Here are some entries. Print them exactly as they are.

Data about app and page elements
= = = =

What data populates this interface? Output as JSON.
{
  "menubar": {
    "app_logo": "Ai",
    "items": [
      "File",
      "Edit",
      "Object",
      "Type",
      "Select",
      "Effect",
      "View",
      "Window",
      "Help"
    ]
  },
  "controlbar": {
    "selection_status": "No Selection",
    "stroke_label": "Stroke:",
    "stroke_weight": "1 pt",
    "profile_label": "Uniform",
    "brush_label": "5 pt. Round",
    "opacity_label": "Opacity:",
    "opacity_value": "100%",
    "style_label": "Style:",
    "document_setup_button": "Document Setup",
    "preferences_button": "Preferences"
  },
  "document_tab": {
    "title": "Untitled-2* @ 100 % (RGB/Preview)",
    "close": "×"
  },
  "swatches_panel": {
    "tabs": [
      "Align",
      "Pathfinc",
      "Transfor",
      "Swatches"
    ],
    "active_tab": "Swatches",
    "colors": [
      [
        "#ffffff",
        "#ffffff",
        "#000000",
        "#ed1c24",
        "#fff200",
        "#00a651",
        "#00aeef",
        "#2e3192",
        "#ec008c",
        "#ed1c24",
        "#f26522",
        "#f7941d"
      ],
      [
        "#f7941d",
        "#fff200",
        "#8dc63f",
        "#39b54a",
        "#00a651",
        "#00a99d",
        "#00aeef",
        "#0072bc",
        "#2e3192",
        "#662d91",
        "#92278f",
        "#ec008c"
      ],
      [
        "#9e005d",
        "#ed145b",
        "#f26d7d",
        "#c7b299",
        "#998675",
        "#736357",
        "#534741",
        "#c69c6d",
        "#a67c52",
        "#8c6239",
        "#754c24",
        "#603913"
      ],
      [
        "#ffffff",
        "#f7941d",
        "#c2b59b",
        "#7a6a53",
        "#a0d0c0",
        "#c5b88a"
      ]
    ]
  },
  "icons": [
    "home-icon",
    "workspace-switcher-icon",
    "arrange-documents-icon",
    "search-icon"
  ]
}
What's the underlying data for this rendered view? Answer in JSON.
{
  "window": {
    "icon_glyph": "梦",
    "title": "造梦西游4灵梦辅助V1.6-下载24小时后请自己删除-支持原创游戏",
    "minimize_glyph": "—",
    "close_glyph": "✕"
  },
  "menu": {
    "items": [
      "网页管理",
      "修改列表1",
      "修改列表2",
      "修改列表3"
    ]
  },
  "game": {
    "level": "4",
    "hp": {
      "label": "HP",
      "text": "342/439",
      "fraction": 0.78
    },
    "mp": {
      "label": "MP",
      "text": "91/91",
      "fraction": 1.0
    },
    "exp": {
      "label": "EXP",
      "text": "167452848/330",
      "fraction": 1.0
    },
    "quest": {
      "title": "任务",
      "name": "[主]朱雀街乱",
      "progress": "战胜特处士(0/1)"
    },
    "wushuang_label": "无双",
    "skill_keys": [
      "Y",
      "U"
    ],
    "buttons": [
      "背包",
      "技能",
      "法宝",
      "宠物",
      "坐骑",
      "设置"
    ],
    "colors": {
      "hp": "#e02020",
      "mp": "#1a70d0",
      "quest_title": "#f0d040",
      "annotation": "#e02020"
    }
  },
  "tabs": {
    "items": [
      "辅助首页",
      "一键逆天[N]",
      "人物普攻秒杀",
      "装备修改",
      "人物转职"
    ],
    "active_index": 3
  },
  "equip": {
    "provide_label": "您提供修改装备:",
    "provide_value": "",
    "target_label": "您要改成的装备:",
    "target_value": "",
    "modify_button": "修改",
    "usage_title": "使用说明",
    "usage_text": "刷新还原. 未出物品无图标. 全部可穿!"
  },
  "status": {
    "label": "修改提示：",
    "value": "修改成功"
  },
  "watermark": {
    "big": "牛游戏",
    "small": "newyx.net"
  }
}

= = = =

__Exercise answer__
What data populates this interface? Output as JSON.
{
  "menubar": {
    "app_logo": "Ai",
    "items": [
      "File",
      "Edit",
      "Object",
      "Type",
      "Select",
      "Effect",
      "View",
      "Window",
      "Help"
    ]
  },
  "controlbar": {
    "selection_status": "No Selection",
    "stroke_label": "Stroke:",
    "stroke_weight": "1 pt",
    "profile_label": "Uniform",
    "brush_label": "5 pt. Round",
    "opacity_label": "Opacity:",
    "opacity_value": "100%",
    "style_label": "Style:",
    "document_setup_button": "Document Setup",
    "preferences_button": "Preferences"
  },
  "document_tab": {
    "title": "Untitled-2* @ 100 % (RGB/Preview)",
    "close": "×"
  },
  "swatches_panel": {
    "tabs": [
      "Align",
      "Pathfinc",
      "Transfor",
      "Swatches"
    ],
    "active_tab": "Swatches",
    "colors": [
      [
        "#ffffff",
        "#ffffff",
        "#000000",
        "#ed1c24",
        "#fff200",
        "#00a651",
        "#00aeef",
        "#2e3192",
        "#ec008c",
        "#ed1c24",
        "#f26522",
        "#f7941d"
      ],
      [
        "#f7941d",
        "#fff200",
        "#8dc63f",
        "#39b54a",
        "#00a651",
        "#00a99d",
        "#00aeef",
        "#0072bc",
        "#2e3192",
        "#662d91",
        "#92278f",
        "#ec008c"
      ],
      [
        "#9e005d",
        "#ed145b",
        "#f26d7d",
        "#c7b299",
        "#998675",
        "#736357",
        "#534741",
        "#c69c6d",
        "#a67c52",
        "#8c6239",
        "#754c24",
        "#603913"
      ],
      [
        "#ffffff",
        "#f7941d",
        "#c2b59b",
        "#7a6a53",
        "#a0d0c0",
        "#c5b88a"
      ]
    ]
  },
  "icons": [
    "home-icon",
    "workspace-switcher-icon",
    "arrange-documents-icon",
    "search-icon"
  ]
}
What's the underlying data for this rendered view? Answer in JSON.
{
  "window": {
    "icon_glyph": "梦",
    "title": "造梦西游4灵梦辅助V1.6-下载24小时后请自己删除-支持原创游戏",
    "minimize_glyph": "—",
    "close_glyph": "✕"
  },
  "menu": {
    "items": [
      "网页管理",
      "修改列表1",
      "修改列表2",
      "修改列表3"
    ]
  },
  "game": {
    "level": "4",
    "hp": {
      "label": "HP",
      "text": "342/439",
      "fraction": 0.78
    },
    "mp": {
      "label": "MP",
      "text": "91/91",
      "fraction": 1.0
    },
    "exp": {
      "label": "EXP",
      "text": "167452848/330",
      "fraction": 1.0
    },
    "quest": {
      "title": "任务",
      "name": "[主]朱雀街乱",
      "progress": "战胜特处士(0/1)"
    },
    "wushuang_label": "无双",
    "skill_keys": [
      "Y",
      "U"
    ],
    "buttons": [
      "背包",
      "技能",
      "法宝",
      "宠物",
      "坐骑",
      "设置"
    ],
    "colors": {
      "hp": "#e02020",
      "mp": "#1a70d0",
      "quest_title": "#f0d040",
      "annotation": "#e02020"
    }
  },
  "tabs": {
    "items": [
      "辅助首页",
      "一键逆天[N]",
      "人物普攻秒杀",
      "装备修改",
      "人物转职"
    ],
    "active_index": 3
  },
  "equip": {
    "provide_label": "您提供修改装备:",
    "provide_value": "",
    "target_label": "您要改成的装备:",
    "target_value": "",
    "modify_button": "修改",
    "usage_title": "使用说明",
    "usage_text": "刷新还原. 未出物品无图标. 全部可穿!"
  },
  "status": {
    "label": "修改提示：",
    "value": "修改成功"
  },
  "watermark": {
    "big": "牛游戏",
    "small": "newyx.net"
  }
}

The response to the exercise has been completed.